What goes for development also goes for testing. It becomes easier because the tester(s) know what to test based on the specifications.
Testing without specifications can lead to faulty tests and rejections based on expectations. These might be insufficiently communicated expectations or changed views. You filter that by testing against specified requirements. It better reflects the quality of the work delivered.
Specifications also define the scope. It helps to meet deadlines, because it filters out new requirements and ideas. You can add those items to the next iteration. This prevents delays in the project.
It saves money and produces better products
We conclude that specifications provide clarity. The lack of specifications is building without knowing what you are building. As a result the product probably won’t meet expectations.
Specified requirements lead to better products, in less time and at lower costs.
How to specify
The way you write specifications depends on your situation. Are you implementing new software or is it a change? For the latter, you start with the describing the current situation and then the changes. It should tell you what changes and how it affects existing functionalities.
Break processes into pieces
Each requirement consists of one or more parts and specifying starts with identifying the different parts. Breaking up a process creates mini-processes, which people — who are unfamiliar with the process — understand faster. And when you understand something, you design, develop and test better.
You go through each step chronologically, which reduces the chance that you forget something. You may sometimes have to go back to an earlier step, but that is okay.
Depending on the process, it may be useful to outline the steps. It helps when people see the bigger picture.
Work with scenarios
In addition to writing out processes, we also work with scenarios for providing context. In theory, a process is based on a standard, but in practice you see variations.
Take, for example, a repayment plan on a loan. The agreement with a customer is that it pays € 100 each month and that this must be received on the first day of the month. This is straightforward, but in everyday situations you see that it is less simple. That is why customers often work with additional rules. For example, the following scenarios in which a payment is marked as fulfilled:
- The total amount is received on the first day of the month.
- The amount was received on the first day of the month with a maximum margin of € 3.
- The total amount is received no later than three working days after the first day of the month.
- The amount is received with a maximum margin of € 3 and no later than three working days after the first day of the month.
Scenarios are a real-world explanation of a process. It puts the rules in context for better understanding.
In most cases, more than one person uses a product, and this leads to different use cases. For a complete overview, you therefore have to collaborate with the various stakeholders. It also prevents a tunnel vision of one person.
We frequently use workshops and interviews for specifying. An advantage of a workshop is the opportunity for discussion. Interviews are more personal, so people sometimes speak more freely.
Reviews should not be skipped in the specification process.
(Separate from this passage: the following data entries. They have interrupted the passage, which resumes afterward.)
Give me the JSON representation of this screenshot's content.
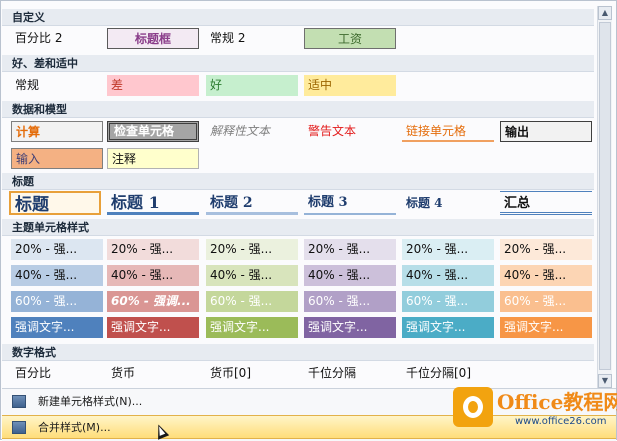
{
  "sections": {
    "custom": "自定义",
    "good_bad": "好、差和适中",
    "data_model": "数据和模型",
    "titles": "标题",
    "theme": "主题单元格样式",
    "number": "数字格式"
  },
  "custom": [
    "百分比 2",
    "标题框",
    "常规 2",
    "工资"
  ],
  "good_bad": [
    "常规",
    "差",
    "好",
    "适中"
  ],
  "data_model": [
    "计算",
    "检查单元格",
    "解释性文本",
    "警告文本",
    "链接单元格",
    "输出",
    "输入",
    "注释"
  ],
  "titles": [
    "标题",
    "标题 1",
    "标题 2",
    "标题 3",
    "标题 4",
    "汇总"
  ],
  "theme_rows": [
    [
      "20% - 强...",
      "20% - 强...",
      "20% - 强...",
      "20% - 强...",
      "20% - 强...",
      "20% - 强..."
    ],
    [
      "40% - 强...",
      "40% - 强...",
      "40% - 强...",
      "40% - 强...",
      "40% - 强...",
      "40% - 强..."
    ],
    [
      "60% - 强...",
      "60% - 强调...",
      "60% - 强...",
      "60% - 强...",
      "60% - 强...",
      "60% - 强..."
    ],
    [
      "强调文字...",
      "强调文字...",
      "强调文字...",
      "强调文字...",
      "强调文字...",
      "强调文字..."
    ]
  ],
  "number": [
    "百分比",
    "货币",
    "货币[0]",
    "千位分隔",
    "千位分隔[0]"
  ],
  "menu": {
    "new_style": "新建单元格样式(N)...",
    "merge_styles": "合并样式(M)..."
  },
  "watermark": {
    "title": "Office教程网",
    "url": "www.office26.com"
  },
  "scroll": {
    "up_icon": "▲",
    "down_icon": "▼"
  },
  "colors": {
    "accent1": "#4f81bd",
    "accent2": "#c0504d",
    "accent3": "#9bbb59",
    "accent4": "#8064a2",
    "accent5": "#4bacc6",
    "accent6": "#f79646"
  }
}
It is the check if it is complete and correct, but it also offers room for new insights. People can forget something during a workshop or come to an idea when they read it as a whole.
An additional advantage of specifying is that you gain insight into which parts of a requirement are required and which are optional. This enables you to prioritise, with which you can control both costs and planning. Something that is practically impossible with only a requirement.
Specifying requirements has several pitfalls, two of which we will highlight:
- Not every detail, such as people’s names, is important. It is important that you define all steps of a process, including its preconditions.
- Specifying is not the same as designing. Visual characteristics such as the use of color and the position of buttons are not relevant in this phase. There are standards for this and, moreover, it can be easily adjusted.
If you want control over your future product, you cannot bypass specifying. It is a means with which you manage the result and expectations. At the same time, it helps manage costs.